Abstract

Objective—To evaluate a laparoscopic technique for implantation of a urinary catheter in the right paramedian area in male sheep and to determine feasibility, benefits, and risks for this technique.

Design—Evaluation study.

Animals—6 healthy male sheep (mean ± SD body weight, 42.16 ± 11.95 kg [92.75 ± 26.29 lb]).

Procedures—Each sheep was anesthetized and positioned in dorsal recumbency. A 10-mm laparoscope was inserted in the right paramedian area between the xiphoid and preputial orifice. After creation of capnoperitoneum, grasping forceps were inserted in the left paramedian area at the level of the teats and used to immobilize the urinary bladder. A pigtail balloon catheter was implanted transcutaneously in the right paramedian area between the preputial orifice and teats and directed into the urinary bladder by use of laparoscopic guidance. The catheter was removed 10 days after implantation. Fourteen days after initial surgery, a second laparoscopy was performed to evaluate pathologic changes.

Results—Inadvertent insertion of the first trocar into the rumen of 1 sheep was the only intraoperative complication encountered. Laparoscopic-assisted implantation of the urinary catheter was successfully performed in all sheep. No postoperative complications were detected.

Conclusions and Clinical Relevance—Laparoscopic-assisted implantation of a urinary catheter in the right paramedian area was successfully performed and may be a feasible method for use in sheep. This method can be considered as an alternative to tube cystotomy performed by laparotomy.

Contributor Notes

Dr. Schöffmann's present address is Royal (Dick) School of Veterinary Studies, The University of Edinburgh, Roslin, Midlothian EH25 9RG, Scotland.

Supported by the University of Veterinary Medicine Vienna (start-up project—Profillinie 1).

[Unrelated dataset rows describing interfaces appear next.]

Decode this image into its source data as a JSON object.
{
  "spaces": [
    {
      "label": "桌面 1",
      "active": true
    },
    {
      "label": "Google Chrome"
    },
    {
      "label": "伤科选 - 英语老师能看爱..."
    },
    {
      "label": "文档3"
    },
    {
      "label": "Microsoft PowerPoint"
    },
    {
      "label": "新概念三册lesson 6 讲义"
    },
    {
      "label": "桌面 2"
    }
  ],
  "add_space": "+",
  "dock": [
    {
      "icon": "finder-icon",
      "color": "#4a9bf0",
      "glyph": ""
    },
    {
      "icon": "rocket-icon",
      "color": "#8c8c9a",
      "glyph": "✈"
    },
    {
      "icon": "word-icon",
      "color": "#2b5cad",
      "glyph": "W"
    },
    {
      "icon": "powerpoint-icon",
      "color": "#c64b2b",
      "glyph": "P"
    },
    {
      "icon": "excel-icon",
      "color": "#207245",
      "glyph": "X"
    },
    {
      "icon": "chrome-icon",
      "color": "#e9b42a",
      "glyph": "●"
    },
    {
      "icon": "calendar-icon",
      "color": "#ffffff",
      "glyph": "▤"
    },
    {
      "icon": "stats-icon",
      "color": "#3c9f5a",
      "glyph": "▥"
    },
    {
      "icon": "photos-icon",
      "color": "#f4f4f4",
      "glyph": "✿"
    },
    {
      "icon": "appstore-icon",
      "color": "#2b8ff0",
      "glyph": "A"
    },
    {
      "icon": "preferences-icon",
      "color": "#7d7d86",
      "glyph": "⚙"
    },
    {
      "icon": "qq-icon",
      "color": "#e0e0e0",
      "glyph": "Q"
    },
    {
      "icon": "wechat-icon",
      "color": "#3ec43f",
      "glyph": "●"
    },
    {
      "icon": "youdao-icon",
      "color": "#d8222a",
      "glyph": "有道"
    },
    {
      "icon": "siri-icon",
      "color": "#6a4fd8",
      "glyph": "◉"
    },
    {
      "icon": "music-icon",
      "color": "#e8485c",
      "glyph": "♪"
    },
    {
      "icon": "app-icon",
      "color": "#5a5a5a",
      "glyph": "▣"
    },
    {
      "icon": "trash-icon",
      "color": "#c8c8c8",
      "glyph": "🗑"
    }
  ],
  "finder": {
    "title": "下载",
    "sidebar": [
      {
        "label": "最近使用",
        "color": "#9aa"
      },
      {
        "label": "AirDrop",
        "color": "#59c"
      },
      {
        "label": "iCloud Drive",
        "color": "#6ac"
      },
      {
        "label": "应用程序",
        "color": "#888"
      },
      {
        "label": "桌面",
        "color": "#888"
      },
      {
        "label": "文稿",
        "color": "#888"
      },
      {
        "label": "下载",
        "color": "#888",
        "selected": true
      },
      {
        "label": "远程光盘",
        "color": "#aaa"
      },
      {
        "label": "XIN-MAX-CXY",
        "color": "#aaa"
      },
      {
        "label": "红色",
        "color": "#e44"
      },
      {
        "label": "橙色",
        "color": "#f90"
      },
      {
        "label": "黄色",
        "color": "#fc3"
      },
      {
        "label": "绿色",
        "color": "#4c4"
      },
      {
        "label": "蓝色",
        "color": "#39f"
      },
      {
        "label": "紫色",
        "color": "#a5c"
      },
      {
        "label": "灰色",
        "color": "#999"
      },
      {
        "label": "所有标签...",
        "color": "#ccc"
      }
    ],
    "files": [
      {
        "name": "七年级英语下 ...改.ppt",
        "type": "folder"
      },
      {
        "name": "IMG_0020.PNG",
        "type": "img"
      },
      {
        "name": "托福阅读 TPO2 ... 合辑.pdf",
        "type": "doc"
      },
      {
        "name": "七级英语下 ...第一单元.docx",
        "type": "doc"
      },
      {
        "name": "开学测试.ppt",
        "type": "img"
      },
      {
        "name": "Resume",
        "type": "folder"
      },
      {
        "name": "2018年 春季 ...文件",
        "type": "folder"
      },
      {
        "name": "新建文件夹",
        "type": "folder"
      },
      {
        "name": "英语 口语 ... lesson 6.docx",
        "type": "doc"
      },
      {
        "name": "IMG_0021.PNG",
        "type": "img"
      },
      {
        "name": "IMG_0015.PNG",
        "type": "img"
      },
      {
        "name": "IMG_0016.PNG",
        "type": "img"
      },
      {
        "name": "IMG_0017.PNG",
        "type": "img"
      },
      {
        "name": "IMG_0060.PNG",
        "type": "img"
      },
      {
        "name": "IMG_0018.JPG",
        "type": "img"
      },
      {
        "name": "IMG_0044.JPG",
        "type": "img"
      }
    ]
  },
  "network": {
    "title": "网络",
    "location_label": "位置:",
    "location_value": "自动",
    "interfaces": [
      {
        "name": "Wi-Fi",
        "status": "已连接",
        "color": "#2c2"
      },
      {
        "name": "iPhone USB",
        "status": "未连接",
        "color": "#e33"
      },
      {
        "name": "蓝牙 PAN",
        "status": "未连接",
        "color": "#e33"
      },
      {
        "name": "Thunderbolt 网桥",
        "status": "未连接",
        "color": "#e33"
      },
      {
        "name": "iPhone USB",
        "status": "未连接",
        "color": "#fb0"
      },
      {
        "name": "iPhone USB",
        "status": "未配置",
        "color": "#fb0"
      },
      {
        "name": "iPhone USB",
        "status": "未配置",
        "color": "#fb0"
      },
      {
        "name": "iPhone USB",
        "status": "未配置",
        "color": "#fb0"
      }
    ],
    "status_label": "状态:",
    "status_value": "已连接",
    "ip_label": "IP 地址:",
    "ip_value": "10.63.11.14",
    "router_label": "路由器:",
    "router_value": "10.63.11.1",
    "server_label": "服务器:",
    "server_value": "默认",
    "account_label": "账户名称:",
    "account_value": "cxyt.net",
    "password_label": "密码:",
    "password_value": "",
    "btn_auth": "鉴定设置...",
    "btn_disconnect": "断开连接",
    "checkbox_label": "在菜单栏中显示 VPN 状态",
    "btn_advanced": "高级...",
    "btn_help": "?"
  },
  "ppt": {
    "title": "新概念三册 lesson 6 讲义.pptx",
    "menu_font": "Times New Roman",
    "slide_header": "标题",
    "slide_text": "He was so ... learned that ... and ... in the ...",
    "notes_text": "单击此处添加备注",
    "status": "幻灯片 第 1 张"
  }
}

The authors thank Dr. Christian Gelfert for assistance with the statistical analysis.

Address correspondence to Dr. Franz.